The parties need to confirm that the gas services to the premises is adequate for the restaurant’s needs. If more gas lines are required, allocation of the costs needs to be established. As stated above, if the gas isn’t separately metered then the lease should spell out how the tenant’s gas usage will be appropriately allocated to the tenant.
If the premises are stand alone, then this is an easier issue to deal with. If the premises are part of a larger building then the issue can become significantly more complex.
Sewer Lines and Grease Traps
Both the common sewer lines and the lines leading from the tenant’s space need to be assessed.
Miscellaneous Systems in the Premises
The tenant and landlord should closely assess the suitability of the remaining systems servicing the premises:
Bathrooms and Other Access Issues
The ADA has to be considered. Because a restaurant is a “place of public accommodation” it’s subject to the ADA’s access requirements. Bathrooms always come up because they’re expensive and often not up to code. Another main item to be reviewed is the entrance to the restaurant. For older buildings this can be an issue. An allocation of ADA responsibilities needs to be made in the lease.

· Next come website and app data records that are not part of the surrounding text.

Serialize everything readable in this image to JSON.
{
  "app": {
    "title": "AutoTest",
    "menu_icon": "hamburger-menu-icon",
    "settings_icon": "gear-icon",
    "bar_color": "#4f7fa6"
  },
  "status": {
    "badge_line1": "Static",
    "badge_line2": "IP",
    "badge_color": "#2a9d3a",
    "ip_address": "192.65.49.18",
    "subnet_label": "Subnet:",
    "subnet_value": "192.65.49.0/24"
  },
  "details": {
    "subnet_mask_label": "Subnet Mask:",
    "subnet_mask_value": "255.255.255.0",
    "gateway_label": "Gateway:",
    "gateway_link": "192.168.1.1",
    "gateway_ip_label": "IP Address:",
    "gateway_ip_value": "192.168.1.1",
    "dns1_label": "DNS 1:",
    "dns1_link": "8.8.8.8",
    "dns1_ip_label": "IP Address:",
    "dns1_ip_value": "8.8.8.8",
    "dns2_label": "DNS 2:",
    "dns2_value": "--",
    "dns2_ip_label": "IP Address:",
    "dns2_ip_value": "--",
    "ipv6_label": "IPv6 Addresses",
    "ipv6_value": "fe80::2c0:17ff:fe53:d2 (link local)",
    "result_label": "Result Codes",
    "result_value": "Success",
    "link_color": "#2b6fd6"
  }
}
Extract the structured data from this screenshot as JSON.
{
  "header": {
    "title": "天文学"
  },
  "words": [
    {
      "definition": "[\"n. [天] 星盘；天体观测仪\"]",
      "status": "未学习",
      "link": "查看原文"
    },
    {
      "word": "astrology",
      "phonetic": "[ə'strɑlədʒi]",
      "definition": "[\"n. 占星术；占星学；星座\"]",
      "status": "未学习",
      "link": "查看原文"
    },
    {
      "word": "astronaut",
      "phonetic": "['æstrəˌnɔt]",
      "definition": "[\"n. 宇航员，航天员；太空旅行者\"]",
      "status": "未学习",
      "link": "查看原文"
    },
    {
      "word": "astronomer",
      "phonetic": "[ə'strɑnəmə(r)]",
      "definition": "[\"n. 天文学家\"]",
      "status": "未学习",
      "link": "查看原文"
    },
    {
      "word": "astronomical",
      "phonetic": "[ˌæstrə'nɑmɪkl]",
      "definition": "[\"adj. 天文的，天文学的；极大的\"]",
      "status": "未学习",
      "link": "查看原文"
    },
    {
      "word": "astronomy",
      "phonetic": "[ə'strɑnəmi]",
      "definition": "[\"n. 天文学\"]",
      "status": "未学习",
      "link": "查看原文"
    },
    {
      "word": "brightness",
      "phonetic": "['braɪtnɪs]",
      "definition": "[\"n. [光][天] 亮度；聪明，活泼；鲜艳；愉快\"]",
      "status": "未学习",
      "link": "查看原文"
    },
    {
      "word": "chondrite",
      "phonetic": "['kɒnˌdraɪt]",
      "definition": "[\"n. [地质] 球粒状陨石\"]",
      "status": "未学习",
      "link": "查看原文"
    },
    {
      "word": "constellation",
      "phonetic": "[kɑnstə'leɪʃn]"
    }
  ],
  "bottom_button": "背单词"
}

Restaurants need signage. Similarly, landlords want to ensure that the tenant is able to draw patrons while protecting the appearance of the property. If the premises are part of a larger building there may be some restrictions on sign placement, size and style. If the premises are older the tenant may want to install new signs.
Term of the Lease and Renewals
Restaurant leases often have longer terms than other commercial leases. For landlords, because so much cost is put into the space prior to the lease, a longer term helps to recapture some of the upfront costs. For tenants its always location, location, location. If that location works, the tenant will want a longer term and lease extensions to lock it in. Of course, when things are going well both parties will want the lease to continue, but considerations should be put in place regarding not only the initial term but also renewals and extensions. While the tenant may want automatic extensions, the landlord should consider putting in provisions that protect it from getting locked into a long term relationship with a problematic tenant. If the tenant has had defaults in the past, the landlord may want discretion over future renewals.
Security Deposit and Personal Guaranty
It’s well known that restaurants regularly fail. Keep in mind, most restaurant equipment is leased, so when a business goes south often a landlord’s best hope of recovery is to go after the tenant’s security deposit. Thought needs to be put into how much deposit is reasonable while still working within the restaurant’s initial operating capital needs. Does the landlord want to require a personal guaranty from one or all of the restaurant’s principals?
The parking can make or break a restaurant. However, it’s not just the parking for the restaurant’s patrons that needs to be considered but also parking for the restaurant’s employees. For property owners, if other tenants use a development’s parking facilities, they need to be careful that the restaurant doesn’t monopolize the lot.
Ambiguities in leases lead to great lawsuits. A standard, off-the-shelf form, likely won’t address the particular needs and concerns of the restaurateur and property owner. It’s worthwhile for both parties to spend extra time upfront negotiating lease terms and putting the details in writing. We hope this article has been helpful.
(Mallon Lonnquist Morris & Watrous, PLLC, is a business, employment, real estate, and litigation law firm. Craig T. Watrous is a Colorado real estate attorney and partner at MLMW, based in Denver, Colorado. Craig regularly represents clients on both sides of restaurant leases. Craig can be reached at email@example.com and (303) 722-2165.)